Family Man: Showrunner Steve Levitan

Steve Levitan, 47, is known for creating the TV series Just Shoot Me!  Stark Raving Mad, Stacked, Back to You, with varying degrees of success. He’s also known for being highly vocal in his displeasure with the networks (like NBC and Fox) at times. And, in the words of one producer, “for being the only Jew in Hollywood who wears a 44 long”. But the veteran writer/producer — who won an Emmy Award as executive producer of Frasier and has written for the Larry Sanders Show, Men Behaving Badly, The Wonder Years and other comedy shows — is now a happy guy at the helm ABC’s Wednesday night sitcom hit Modern Family, which he co-runs with Chris Lloyd. While he has some strong feelings about the state of the TV industry, he admits in this Showrunner Q&A with Deadline contributor Diane Haithman — done before Modern Family was nominated for Emmys — that these days he’s finding it pretty hard to complain:

SL: Obviously, everything I say in this interview is [about] myself and my writing partner Chris Lloyd, we were doing this together.

DH: OK. How did you come up with the mix of characters for Modern Family and decide: This will be our neighborhood?

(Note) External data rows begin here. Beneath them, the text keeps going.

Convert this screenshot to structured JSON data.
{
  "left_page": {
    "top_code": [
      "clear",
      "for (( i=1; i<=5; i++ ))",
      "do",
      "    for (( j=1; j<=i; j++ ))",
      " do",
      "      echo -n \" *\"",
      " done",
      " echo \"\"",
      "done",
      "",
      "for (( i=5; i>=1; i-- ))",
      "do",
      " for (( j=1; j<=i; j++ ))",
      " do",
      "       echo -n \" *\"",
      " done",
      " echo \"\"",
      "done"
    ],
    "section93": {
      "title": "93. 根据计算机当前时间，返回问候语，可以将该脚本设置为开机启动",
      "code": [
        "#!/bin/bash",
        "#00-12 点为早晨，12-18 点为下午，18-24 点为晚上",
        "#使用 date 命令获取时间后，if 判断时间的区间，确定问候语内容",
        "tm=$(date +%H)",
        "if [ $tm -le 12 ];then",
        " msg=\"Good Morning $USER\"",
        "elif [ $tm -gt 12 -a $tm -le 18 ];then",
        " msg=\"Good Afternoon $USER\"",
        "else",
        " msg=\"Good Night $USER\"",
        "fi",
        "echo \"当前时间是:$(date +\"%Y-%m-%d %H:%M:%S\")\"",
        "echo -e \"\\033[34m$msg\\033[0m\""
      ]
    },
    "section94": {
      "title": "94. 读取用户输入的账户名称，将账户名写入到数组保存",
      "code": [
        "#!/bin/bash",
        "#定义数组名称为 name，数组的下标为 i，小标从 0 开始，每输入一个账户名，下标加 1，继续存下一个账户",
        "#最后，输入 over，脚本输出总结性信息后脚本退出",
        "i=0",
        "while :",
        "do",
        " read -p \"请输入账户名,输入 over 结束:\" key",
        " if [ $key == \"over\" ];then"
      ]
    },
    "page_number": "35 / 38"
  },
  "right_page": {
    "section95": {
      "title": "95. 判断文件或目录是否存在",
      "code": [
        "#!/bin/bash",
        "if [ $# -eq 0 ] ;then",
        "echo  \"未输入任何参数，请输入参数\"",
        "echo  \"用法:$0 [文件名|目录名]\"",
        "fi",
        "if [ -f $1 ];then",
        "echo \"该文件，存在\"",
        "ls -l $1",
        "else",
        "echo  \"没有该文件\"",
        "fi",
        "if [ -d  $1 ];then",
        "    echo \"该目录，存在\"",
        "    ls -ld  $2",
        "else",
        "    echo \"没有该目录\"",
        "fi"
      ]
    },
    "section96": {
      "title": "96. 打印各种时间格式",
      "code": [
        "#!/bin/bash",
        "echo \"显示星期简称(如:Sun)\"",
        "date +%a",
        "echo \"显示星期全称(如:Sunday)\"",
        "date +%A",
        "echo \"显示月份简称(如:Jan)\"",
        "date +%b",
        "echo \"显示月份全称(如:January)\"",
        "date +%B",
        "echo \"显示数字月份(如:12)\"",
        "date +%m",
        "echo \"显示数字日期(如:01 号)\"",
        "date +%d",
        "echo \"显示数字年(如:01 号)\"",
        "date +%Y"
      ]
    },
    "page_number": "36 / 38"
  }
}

We knew we wanted to do something about family, and we started to realize we wanted to do something in the documentary form. We wanted to do multiple families, because we both liked the adult relationships. We didn’t want to be constantly doing kid stories, we wanted to be able to do both. Frasier was based on an adult brother relationship, and an adult father-son relationship. Just Shoot Me was a complicated adult father-daughter relationship. So then it was a matter of populating it with multiple families, and the idea was, how has family changed recently? So let’s start in the middle with a very conventional, right down the middle family — a working husband, a stay-at-home mom, and three kids. And the kids were kind of loosely based on my family in terms of the sexes and ages of the kids. And then we wanted to do a gay couple. And we wanted to do something cross-cultural as well. And what was nice there was the older man/younger woman thing. We could have done three siblings, and one of them was married [to someone from another culture]. But we liked the idea of the father being with the younger woman because you’ve got multiple things going on.  There was nice conflict and tension. (more…)

This article was printed from